Git has a feature called Branching for safe collaboration. When you create a git repo, and work on it without branching, by default all changes are done to Master branch. When you want to add a feature, or just work seperately so that if you mess up, the master branch will not be affected, you make a branch. You do it by:
git branch new-branch
This will create a new branch. To see all branches, you run:
This will list all repositories. But git branch new-branch does not switch to the newly made branch, it just makes it. So to switch to it we use:
git checkout new-branch
Okay. Now we have a new branch. We make our changes to the code. Now we want to stage them and commit them. To stage all files we run:
git add .
The " . " is depicting we need to stage all files to the staging area. If you just need to stage some particular files, you do
git add following the filenames. To commit files and finally save them in our history we run:
git commit -m "add all files"
The -m flag is for adding a commit message which is followed by the message itself. If you omit the -m flag,
git commit will open a text editor to add the commit message.
You can watch all commits done on the branch you are on by :
Hot Tip 🔥: use
git log --decorate --oneline --graph --allto see a cleaner and prettier git log output
Now we will push our code to our branch by:
Now, you need to merge your branch to the master. Before that, you checkout to the master branch.
git checkout master
After that run:
git merge new-branch
This will create a merge commit in git history, and will merge your branch into the master, meaning all your changes including history of changes is added to the master branch.
Hooray! Your branch is merged with the master branch. But all these changes are on our local repository with no connection to our main project which is hosted on a remote repository online on Github 😱.
Turns out we already created a connection with our remote repository when we ran
git clone. Some commands in git are like a list of commands run together one by one. For example, when we ran
git clone, it ran these commands as well
git init git remote add origin https://github.com/rjitsu/CSS-Cheat-Sheet.git git pull origin master

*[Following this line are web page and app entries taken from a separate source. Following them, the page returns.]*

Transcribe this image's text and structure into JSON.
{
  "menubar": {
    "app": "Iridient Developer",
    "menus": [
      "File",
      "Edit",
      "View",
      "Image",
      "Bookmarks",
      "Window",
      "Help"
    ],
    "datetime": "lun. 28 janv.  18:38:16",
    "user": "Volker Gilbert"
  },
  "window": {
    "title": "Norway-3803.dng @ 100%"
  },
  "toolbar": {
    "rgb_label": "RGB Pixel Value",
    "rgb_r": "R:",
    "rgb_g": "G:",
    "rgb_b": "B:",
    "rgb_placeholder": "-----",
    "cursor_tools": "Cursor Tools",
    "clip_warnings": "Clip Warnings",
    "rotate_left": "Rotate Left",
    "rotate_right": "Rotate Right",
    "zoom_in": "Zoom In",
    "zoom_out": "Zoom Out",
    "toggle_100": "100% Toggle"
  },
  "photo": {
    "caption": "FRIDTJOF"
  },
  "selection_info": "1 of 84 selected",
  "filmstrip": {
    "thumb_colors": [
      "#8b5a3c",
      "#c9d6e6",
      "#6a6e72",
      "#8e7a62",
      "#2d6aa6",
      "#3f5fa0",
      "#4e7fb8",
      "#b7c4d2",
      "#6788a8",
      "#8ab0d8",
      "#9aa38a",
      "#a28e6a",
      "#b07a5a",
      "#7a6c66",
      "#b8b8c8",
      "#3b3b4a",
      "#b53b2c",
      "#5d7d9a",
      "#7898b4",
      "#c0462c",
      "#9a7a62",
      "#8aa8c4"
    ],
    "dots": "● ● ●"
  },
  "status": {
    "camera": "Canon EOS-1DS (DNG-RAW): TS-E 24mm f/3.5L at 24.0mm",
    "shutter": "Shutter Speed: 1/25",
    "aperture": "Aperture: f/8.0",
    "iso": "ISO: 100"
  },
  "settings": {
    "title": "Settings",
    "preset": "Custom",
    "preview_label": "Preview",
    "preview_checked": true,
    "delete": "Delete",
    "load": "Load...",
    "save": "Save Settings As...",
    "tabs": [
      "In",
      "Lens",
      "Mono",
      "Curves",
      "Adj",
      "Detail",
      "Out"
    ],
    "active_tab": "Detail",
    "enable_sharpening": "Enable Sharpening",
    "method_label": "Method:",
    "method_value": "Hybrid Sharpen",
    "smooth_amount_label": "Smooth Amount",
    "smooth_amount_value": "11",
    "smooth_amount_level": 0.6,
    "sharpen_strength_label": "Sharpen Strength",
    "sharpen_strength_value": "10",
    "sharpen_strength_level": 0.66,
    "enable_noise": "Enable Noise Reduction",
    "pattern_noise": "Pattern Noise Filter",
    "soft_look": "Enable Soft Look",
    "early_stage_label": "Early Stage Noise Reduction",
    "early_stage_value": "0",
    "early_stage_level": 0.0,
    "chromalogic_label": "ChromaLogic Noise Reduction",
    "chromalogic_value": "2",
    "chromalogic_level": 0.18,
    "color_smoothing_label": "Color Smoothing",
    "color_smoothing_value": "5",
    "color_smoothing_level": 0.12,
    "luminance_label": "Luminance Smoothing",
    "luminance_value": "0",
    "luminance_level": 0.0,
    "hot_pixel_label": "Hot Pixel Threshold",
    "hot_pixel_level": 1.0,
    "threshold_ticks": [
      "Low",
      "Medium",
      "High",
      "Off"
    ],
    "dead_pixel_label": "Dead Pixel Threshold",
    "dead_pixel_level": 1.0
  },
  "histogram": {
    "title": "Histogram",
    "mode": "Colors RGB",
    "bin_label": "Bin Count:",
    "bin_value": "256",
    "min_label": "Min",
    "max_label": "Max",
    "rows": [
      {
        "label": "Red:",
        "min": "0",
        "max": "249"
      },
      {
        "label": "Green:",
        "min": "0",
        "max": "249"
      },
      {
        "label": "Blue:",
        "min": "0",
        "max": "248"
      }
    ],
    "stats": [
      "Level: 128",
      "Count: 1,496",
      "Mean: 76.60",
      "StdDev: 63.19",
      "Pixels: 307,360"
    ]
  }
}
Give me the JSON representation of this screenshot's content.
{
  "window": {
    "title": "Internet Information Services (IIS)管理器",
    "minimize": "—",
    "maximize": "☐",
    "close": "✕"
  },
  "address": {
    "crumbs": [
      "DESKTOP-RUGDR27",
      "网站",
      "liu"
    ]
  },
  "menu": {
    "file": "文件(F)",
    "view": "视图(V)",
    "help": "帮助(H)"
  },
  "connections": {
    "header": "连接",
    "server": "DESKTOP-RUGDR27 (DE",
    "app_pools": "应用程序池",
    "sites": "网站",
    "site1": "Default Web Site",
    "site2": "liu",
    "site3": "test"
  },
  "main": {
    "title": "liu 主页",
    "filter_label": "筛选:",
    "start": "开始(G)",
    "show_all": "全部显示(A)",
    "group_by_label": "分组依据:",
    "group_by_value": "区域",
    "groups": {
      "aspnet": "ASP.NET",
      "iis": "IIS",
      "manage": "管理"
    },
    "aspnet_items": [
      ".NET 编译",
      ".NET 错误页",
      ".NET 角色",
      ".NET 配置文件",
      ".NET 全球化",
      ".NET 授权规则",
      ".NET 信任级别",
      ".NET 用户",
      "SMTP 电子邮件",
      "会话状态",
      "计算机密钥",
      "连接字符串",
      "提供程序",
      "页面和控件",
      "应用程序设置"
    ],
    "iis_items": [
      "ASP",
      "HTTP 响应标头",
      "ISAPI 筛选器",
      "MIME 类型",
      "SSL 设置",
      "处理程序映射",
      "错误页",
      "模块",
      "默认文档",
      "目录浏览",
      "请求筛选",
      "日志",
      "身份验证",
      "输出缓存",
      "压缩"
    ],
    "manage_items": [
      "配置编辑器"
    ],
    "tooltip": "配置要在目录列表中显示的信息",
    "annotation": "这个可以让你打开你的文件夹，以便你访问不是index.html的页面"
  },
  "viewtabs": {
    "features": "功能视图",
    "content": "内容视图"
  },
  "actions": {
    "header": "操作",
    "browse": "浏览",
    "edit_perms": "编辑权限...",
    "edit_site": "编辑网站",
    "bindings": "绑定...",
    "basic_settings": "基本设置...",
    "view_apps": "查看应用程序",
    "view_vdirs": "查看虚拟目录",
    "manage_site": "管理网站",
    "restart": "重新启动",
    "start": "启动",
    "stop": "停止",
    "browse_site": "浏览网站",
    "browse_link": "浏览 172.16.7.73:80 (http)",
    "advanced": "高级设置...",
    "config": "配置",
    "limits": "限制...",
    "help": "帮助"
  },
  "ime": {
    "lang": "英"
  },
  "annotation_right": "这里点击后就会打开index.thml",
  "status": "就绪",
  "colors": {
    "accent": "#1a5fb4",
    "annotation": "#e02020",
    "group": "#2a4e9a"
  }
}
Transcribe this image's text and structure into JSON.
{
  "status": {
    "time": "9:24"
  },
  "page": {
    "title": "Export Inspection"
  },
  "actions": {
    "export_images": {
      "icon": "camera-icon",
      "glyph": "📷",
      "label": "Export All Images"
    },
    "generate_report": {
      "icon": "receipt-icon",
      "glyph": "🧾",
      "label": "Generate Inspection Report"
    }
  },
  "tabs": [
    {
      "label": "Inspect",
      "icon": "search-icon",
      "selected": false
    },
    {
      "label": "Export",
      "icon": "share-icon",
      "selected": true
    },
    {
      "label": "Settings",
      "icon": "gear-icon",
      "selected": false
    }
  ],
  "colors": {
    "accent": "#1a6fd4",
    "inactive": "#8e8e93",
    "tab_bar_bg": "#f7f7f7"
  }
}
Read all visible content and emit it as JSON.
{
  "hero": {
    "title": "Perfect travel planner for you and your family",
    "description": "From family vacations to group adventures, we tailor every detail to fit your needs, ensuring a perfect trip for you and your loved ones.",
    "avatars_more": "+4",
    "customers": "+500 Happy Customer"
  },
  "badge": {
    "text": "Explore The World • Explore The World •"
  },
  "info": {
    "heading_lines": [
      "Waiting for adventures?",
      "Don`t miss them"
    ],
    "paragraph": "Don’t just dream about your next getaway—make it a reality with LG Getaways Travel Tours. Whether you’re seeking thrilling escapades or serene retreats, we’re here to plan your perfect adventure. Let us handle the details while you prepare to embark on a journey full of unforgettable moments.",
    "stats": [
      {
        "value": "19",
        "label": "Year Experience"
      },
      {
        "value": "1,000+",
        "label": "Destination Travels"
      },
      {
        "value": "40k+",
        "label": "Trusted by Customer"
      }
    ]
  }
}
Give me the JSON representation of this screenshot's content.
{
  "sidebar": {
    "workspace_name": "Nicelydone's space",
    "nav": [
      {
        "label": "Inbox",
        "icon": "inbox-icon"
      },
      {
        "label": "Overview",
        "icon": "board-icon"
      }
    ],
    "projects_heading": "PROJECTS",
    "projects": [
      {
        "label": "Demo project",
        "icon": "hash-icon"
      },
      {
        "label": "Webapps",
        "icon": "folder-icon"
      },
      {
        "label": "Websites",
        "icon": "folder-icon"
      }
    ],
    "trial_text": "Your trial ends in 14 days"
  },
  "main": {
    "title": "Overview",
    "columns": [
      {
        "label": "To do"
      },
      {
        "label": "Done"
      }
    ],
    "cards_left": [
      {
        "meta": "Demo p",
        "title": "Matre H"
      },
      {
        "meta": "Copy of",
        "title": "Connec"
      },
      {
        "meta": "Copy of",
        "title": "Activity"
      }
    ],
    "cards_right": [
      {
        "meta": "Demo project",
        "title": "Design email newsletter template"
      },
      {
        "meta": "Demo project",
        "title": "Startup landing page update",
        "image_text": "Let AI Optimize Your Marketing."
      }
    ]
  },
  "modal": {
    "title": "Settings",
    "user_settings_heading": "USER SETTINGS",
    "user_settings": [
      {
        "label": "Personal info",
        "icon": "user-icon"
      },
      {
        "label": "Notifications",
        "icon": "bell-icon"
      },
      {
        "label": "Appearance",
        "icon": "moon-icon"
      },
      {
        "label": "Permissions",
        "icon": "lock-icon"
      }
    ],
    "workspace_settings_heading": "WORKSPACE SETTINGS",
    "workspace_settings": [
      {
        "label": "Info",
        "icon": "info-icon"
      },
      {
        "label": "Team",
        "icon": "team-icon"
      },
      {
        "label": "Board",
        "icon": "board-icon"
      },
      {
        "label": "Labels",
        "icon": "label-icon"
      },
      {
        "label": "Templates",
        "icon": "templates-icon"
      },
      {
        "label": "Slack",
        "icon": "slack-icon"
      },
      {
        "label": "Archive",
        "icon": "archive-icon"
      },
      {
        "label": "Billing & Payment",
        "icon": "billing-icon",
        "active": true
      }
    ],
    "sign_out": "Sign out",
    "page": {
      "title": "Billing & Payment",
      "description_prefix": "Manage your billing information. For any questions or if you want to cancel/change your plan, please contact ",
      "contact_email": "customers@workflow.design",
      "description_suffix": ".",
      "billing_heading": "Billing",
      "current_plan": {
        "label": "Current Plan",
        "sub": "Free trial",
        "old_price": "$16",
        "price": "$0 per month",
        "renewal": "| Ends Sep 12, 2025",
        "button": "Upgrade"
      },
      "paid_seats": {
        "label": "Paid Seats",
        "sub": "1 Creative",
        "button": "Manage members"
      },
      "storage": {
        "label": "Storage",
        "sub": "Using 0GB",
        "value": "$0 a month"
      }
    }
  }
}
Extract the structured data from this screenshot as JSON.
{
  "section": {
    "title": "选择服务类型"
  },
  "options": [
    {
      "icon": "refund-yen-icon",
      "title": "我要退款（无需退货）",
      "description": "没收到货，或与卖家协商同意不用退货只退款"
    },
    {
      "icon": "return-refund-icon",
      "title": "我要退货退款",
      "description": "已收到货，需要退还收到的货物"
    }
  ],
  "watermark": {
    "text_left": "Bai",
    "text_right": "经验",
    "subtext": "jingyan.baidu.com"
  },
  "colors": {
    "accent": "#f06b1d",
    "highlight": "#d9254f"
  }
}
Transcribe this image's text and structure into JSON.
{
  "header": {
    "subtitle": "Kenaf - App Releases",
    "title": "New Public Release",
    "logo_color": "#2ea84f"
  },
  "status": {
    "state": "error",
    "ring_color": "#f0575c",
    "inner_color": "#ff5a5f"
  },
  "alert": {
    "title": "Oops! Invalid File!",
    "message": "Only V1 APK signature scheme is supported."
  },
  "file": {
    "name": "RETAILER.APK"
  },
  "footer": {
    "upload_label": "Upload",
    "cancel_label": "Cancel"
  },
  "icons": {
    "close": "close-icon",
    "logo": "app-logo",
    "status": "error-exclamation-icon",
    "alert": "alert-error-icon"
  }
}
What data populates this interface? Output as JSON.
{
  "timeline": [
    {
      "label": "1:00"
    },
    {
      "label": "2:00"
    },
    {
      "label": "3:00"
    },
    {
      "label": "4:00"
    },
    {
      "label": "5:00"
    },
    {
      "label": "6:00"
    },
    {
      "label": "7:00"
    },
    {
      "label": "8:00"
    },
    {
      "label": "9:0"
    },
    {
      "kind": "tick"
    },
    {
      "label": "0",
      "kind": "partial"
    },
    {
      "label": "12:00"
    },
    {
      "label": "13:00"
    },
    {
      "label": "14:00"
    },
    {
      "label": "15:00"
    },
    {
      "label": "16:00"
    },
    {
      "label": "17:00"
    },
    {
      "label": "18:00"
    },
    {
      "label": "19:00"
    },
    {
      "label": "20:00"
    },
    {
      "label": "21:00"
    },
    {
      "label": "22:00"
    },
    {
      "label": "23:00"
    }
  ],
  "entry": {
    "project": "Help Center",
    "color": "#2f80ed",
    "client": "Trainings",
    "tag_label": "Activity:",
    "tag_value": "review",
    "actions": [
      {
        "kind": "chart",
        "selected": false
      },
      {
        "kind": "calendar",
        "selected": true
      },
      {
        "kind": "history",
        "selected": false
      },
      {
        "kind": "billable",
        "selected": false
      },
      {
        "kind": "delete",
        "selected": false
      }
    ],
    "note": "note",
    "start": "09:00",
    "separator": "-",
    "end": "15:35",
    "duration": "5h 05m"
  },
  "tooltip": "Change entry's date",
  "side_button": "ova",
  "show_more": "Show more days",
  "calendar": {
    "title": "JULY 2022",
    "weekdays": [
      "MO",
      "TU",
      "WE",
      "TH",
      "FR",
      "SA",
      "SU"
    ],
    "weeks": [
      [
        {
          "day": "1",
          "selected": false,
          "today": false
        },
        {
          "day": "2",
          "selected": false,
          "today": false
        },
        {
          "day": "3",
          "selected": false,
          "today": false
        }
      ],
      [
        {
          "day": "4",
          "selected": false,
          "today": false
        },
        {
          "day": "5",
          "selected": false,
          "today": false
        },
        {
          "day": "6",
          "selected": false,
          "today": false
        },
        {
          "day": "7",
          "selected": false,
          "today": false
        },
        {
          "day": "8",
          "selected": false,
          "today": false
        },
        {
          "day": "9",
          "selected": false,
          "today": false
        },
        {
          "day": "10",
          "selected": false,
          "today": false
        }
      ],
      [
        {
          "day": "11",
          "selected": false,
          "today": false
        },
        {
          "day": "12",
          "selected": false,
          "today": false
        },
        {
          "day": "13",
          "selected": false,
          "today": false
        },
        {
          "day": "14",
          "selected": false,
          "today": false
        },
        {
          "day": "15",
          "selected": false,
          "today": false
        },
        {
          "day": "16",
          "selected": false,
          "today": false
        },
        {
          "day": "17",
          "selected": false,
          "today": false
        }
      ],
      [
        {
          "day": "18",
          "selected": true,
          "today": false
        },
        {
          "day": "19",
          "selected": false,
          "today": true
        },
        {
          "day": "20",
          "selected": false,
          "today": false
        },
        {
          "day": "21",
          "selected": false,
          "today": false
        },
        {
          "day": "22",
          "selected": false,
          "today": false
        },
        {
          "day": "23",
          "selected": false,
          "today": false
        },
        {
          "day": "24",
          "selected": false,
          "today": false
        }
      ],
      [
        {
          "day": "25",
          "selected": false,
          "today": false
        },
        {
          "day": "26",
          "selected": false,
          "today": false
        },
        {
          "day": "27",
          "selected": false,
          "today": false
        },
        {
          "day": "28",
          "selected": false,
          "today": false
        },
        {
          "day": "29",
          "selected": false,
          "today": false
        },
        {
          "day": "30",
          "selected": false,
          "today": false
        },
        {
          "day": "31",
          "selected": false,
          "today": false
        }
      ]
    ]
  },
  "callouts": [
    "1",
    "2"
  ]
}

Now push all your changes by:
git push origin master
This will push all the changes from your local master branch to the origin.
Sasha explained all this to the newbies, and therefore they could all work hassle free on their local branches via git!
If you read through all that, congratulations to you🎉.
To recap, we learned about:
- what git is, the important terms related to it.
- how to initialize, add, commit and push to branches.
- how to merge branches.
- a git workflow describing a real life situation of Sasha👧
Thanks for reading. If you liked this article, be sure to check my other ones too!
For further reading, read the docs on Atlassian.